● **ABOUT THIS EXERCISE**:
Give back the entries in full, exactly as they are written.

● **SUPPLIED INFORMATION**:
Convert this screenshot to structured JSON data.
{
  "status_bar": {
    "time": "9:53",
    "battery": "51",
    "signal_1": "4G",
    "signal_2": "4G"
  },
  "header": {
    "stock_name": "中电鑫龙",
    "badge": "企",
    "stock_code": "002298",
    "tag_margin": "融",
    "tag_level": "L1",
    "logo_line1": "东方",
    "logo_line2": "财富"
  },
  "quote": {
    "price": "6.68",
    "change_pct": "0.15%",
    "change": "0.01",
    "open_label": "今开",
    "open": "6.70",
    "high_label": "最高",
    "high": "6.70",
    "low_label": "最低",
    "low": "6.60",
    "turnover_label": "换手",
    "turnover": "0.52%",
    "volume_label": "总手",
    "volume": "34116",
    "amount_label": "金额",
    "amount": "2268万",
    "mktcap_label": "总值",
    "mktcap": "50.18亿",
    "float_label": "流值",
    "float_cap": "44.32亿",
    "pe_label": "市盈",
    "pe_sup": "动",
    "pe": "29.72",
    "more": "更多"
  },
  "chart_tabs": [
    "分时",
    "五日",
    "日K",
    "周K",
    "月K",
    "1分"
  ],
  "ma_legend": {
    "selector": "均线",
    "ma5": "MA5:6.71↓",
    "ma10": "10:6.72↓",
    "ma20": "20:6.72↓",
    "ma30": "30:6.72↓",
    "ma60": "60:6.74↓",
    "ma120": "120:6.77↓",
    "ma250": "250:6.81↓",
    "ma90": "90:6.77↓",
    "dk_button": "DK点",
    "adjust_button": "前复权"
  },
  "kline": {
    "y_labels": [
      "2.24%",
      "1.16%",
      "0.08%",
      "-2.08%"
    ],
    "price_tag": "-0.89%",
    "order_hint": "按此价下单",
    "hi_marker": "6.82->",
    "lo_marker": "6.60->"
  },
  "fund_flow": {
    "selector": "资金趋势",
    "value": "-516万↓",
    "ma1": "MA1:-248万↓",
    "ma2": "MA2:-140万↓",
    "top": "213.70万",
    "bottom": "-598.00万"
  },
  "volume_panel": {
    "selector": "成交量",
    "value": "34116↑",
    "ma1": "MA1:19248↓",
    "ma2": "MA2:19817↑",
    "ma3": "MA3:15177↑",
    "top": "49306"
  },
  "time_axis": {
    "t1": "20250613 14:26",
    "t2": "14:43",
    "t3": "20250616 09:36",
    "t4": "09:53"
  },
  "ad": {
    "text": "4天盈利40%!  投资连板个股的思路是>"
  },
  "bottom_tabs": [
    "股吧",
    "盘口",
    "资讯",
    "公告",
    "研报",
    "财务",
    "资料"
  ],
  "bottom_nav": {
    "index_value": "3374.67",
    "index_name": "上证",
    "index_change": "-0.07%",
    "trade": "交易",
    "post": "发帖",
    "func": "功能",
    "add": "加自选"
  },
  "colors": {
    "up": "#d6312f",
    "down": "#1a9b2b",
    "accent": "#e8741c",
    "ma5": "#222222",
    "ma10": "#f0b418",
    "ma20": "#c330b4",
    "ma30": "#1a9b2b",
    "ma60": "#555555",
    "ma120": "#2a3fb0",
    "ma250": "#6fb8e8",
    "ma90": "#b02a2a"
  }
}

● **TASK SOLUTION**:
Convert this screenshot to structured JSON data.
{
  "status_bar": {
    "time": "9:53",
    "battery": "51",
    "signal_1": "4G",
    "signal_2": "4G"
  },
  "header": {
    "stock_name": "中电鑫龙",
    "badge": "企",
    "stock_code": "002298",
    "tag_margin": "融",
    "tag_level": "L1",
    "logo_line1": "东方",
    "logo_line2": "财富"
  },
  "quote": {
    "price": "6.68",
    "change_pct": "0.15%",
    "change": "0.01",
    "open_label": "今开",
    "open": "6.70",
    "high_label": "最高",
    "high": "6.70",
    "low_label": "最低",
    "low": "6.60",
    "turnover_label": "换手",
    "turnover": "0.52%",
    "volume_label": "总手",
    "volume": "34116",
    "amount_label": "金额",
    "amount": "2268万",
    "mktcap_label": "总值",
    "mktcap": "50.18亿",
    "float_label": "流值",
    "float_cap": "44.32亿",
    "pe_label": "市盈",
    "pe_sup": "动",
    "pe": "29.72",
    "more": "更多"
  },
  "chart_tabs": [
    "分时",
    "五日",
    "日K",
    "周K",
    "月K",
    "1分"
  ],
  "ma_legend": {
    "selector": "均线",
    "ma5": "MA5:6.71↓",
    "ma10": "10:6.72↓",
    "ma20": "20:6.72↓",
    "ma30": "30:6.72↓",
    "ma60": "60:6.74↓",
    "ma120": "120:6.77↓",
    "ma250": "250:6.81↓",
    "ma90": "90:6.77↓",
    "dk_button": "DK点",
    "adjust_button": "前复权"
  },
  "kline": {
    "y_labels": [
      "2.24%",
      "1.16%",
      "0.08%",
      "-2.08%"
    ],
    "price_tag": "-0.89%",
    "order_hint": "按此价下单",
    "hi_marker": "6.82->",
    "lo_marker": "6.60->"
  },
  "fund_flow": {
    "selector": "资金趋势",
    "value": "-516万↓",
    "ma1": "MA1:-248万↓",
    "ma2": "MA2:-140万↓",
    "top": "213.70万",
    "bottom": "-598.00万"
  },
  "volume_panel": {
    "selector": "成交量",
    "value": "34116↑",
    "ma1": "MA1:19248↓",
    "ma2": "MA2:19817↑",
    "ma3": "MA3:15177↑",
    "top": "49306"
  },
  "time_axis": {
    "t1": "20250613 14:26",
    "t2": "14:43",
    "t3": "20250616 09:36",
    "t4": "09:53"
  },
  "ad": {
    "text": "4天盈利40%!  投资连板个股的思路是>"
  },
  "bottom_tabs": [
    "股吧",
    "盘口",
    "资讯",
    "公告",
    "研报",
    "财务",
    "资料"
  ],
  "bottom_nav": {
    "index_value": "3374.67",
    "index_name": "上证",
    "index_change": "-0.07%",
    "trade": "交易",
    "post": "发帖",
    "func": "功能",
    "add": "加自选"
  },
  "colors": {
    "up": "#d6312f",
    "down": "#1a9b2b",
    "accent": "#e8741c",
    "ma5": "#222222",
    "ma10": "#f0b418",
    "ma20": "#c330b4",
    "ma30": "#1a9b2b",
    "ma60": "#555555",
    "ma120": "#2a3fb0",
    "ma250": "#6fb8e8",
    "ma90": "#b02a2a"
  }
}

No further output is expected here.